▽
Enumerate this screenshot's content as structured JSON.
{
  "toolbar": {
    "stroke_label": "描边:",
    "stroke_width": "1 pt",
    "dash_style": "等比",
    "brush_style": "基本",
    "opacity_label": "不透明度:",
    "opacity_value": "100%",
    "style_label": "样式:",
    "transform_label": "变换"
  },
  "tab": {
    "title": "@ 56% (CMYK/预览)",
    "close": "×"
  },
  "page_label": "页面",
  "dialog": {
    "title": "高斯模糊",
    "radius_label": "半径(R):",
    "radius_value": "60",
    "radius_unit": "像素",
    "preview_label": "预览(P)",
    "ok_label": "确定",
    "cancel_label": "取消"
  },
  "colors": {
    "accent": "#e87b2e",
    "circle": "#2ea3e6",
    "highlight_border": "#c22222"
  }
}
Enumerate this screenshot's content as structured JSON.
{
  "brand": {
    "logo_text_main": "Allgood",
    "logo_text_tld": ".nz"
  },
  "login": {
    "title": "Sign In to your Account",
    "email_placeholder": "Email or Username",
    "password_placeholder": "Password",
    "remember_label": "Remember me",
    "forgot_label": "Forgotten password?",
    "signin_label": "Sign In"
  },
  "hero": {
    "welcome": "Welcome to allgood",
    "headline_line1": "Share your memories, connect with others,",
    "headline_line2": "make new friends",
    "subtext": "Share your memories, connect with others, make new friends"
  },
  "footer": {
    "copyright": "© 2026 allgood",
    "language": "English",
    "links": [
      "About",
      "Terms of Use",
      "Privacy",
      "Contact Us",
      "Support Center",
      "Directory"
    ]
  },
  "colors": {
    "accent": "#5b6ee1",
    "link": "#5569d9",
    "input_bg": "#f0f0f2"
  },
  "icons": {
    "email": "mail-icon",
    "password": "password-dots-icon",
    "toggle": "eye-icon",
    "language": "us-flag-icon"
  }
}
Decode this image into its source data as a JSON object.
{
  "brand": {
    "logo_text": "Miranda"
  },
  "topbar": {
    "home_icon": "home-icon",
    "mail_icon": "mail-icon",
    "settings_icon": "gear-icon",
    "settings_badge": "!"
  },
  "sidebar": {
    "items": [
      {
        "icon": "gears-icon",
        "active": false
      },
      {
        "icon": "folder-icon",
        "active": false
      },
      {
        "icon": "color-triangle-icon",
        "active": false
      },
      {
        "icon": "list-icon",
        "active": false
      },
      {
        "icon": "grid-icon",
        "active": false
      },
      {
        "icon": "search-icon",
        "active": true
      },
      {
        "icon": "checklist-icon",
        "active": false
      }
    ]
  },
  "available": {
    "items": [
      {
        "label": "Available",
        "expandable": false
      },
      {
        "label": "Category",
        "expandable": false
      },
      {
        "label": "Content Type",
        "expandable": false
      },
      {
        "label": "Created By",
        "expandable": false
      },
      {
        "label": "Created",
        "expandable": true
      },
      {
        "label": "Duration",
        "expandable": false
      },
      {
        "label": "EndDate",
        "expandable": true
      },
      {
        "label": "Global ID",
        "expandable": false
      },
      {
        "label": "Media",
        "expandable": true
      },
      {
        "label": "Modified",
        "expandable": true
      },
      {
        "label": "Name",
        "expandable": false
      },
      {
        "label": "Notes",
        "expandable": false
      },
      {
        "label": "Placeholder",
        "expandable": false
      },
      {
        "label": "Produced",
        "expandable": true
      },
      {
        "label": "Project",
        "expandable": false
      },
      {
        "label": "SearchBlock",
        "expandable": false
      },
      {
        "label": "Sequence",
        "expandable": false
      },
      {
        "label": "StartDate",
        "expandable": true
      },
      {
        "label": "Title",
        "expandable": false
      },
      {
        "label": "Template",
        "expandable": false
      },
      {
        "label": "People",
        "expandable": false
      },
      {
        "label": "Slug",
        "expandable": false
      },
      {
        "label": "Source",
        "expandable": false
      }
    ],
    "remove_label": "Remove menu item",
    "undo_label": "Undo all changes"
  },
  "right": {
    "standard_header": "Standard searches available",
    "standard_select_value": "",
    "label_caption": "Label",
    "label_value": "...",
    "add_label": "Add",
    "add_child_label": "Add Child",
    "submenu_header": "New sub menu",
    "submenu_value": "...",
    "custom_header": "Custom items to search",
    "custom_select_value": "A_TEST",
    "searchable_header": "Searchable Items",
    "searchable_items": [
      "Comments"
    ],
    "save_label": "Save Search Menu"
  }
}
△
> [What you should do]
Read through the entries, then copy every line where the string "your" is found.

> [Answer section]
    "title": "Sign In to your Account",
    "headline_line1": "Share your memories, connect with others,",
    "subtext": "Share your memories, connect with others, make new friends"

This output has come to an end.